**** Source data

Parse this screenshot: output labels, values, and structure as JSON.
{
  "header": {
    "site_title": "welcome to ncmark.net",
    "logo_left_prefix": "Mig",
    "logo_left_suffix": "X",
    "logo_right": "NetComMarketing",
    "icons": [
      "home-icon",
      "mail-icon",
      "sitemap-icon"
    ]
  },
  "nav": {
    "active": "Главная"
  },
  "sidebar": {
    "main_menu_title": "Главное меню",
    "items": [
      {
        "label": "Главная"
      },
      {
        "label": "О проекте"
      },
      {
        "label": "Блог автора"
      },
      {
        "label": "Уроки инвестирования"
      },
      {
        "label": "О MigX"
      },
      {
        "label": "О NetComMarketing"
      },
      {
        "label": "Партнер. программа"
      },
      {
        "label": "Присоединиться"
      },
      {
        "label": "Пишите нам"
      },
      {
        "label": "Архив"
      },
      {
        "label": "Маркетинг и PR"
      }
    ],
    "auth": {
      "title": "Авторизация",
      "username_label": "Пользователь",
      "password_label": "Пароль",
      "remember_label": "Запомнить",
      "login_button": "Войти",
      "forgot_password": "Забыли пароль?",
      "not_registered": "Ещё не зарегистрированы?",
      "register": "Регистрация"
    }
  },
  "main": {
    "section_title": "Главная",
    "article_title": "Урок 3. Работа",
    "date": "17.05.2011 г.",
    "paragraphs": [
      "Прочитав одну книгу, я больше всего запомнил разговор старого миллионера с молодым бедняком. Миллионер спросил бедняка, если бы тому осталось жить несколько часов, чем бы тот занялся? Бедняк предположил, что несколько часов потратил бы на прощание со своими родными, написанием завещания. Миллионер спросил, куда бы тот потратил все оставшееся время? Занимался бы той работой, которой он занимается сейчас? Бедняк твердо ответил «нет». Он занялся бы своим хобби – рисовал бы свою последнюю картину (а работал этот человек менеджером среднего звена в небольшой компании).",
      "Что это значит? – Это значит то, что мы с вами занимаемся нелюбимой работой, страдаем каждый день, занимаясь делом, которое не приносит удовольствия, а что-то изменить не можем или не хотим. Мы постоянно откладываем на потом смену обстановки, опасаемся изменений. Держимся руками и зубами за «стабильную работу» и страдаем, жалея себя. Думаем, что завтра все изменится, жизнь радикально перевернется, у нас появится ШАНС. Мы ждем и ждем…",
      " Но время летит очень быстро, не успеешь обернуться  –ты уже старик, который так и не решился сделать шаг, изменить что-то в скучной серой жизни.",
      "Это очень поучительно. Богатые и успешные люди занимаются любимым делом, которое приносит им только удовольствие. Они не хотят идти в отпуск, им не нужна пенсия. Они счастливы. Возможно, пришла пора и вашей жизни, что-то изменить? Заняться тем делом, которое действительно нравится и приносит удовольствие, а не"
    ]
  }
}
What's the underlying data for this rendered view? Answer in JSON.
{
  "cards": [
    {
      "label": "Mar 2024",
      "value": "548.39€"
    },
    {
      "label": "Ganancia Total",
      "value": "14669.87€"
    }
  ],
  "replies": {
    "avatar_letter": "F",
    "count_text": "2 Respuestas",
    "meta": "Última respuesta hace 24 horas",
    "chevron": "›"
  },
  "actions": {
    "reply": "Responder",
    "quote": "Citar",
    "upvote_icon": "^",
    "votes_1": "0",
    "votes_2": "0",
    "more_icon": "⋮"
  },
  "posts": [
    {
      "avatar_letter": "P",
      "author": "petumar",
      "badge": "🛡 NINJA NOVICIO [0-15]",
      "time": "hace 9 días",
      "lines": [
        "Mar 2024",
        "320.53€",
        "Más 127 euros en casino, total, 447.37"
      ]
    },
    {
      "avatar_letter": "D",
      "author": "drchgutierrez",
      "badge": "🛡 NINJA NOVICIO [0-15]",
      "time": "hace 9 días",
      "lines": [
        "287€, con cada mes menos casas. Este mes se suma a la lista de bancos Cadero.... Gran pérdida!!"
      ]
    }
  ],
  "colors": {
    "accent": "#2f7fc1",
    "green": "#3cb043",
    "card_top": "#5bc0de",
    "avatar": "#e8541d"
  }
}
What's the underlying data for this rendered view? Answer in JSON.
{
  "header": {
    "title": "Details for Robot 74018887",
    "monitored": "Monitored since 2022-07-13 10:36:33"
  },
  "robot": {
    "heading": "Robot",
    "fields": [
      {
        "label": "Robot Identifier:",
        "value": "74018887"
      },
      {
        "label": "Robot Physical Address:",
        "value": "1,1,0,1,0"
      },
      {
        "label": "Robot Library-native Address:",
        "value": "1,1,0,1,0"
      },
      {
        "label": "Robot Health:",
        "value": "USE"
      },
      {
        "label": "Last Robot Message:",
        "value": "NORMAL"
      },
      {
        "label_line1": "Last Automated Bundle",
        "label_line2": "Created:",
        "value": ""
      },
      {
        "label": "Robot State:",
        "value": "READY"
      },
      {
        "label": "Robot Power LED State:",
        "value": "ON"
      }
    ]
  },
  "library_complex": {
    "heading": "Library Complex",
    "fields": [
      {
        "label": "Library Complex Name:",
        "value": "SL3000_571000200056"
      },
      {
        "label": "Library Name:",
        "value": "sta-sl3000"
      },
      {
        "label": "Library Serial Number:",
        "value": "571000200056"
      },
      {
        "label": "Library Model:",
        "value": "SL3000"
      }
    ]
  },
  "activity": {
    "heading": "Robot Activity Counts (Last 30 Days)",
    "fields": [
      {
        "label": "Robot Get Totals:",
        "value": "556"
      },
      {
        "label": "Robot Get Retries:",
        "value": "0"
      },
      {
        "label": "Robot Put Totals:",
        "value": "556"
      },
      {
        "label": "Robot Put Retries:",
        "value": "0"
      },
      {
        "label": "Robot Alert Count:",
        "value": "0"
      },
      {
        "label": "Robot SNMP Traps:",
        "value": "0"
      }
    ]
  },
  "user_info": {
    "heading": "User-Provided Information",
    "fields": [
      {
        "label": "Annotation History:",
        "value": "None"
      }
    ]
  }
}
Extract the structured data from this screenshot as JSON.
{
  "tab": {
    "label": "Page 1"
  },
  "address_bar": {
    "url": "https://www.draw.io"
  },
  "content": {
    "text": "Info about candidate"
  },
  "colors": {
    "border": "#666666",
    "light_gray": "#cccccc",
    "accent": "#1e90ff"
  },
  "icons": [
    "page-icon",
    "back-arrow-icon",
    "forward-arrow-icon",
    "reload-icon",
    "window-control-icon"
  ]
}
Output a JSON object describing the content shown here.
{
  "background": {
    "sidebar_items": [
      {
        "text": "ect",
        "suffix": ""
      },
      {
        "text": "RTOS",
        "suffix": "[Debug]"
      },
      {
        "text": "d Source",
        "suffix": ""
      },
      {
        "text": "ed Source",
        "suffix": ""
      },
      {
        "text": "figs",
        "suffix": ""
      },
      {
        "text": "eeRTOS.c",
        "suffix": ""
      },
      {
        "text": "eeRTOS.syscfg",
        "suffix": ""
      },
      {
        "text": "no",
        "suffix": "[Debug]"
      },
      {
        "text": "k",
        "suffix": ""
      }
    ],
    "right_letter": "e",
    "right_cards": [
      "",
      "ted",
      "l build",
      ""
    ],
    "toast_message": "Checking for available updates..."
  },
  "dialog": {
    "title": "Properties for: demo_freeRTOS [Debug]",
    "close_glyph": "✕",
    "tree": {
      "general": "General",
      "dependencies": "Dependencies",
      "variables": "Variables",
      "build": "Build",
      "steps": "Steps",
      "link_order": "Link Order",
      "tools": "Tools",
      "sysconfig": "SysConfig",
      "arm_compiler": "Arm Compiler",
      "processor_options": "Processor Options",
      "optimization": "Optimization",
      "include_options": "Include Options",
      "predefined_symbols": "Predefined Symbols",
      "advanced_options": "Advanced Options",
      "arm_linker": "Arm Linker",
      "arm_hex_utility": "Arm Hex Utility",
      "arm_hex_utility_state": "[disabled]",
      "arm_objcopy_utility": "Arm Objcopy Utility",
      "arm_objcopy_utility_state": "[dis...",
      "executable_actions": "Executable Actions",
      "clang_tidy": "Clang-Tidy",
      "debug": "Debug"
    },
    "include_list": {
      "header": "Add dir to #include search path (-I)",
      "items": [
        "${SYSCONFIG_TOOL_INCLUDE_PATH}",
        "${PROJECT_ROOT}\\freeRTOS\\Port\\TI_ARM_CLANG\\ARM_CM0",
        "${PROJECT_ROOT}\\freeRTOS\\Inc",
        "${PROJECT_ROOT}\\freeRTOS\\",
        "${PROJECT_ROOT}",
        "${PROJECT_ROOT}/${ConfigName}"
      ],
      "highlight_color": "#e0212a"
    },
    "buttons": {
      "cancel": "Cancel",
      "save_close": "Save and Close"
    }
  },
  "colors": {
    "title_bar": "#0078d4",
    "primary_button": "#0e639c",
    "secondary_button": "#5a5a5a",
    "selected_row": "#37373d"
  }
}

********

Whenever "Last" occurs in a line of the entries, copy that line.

Result for this task
        "label": "Last Robot Message:",
        "label_line1": "Last Automated Bundle",
    "heading": "Robot Activity Counts (Last 30 Days)",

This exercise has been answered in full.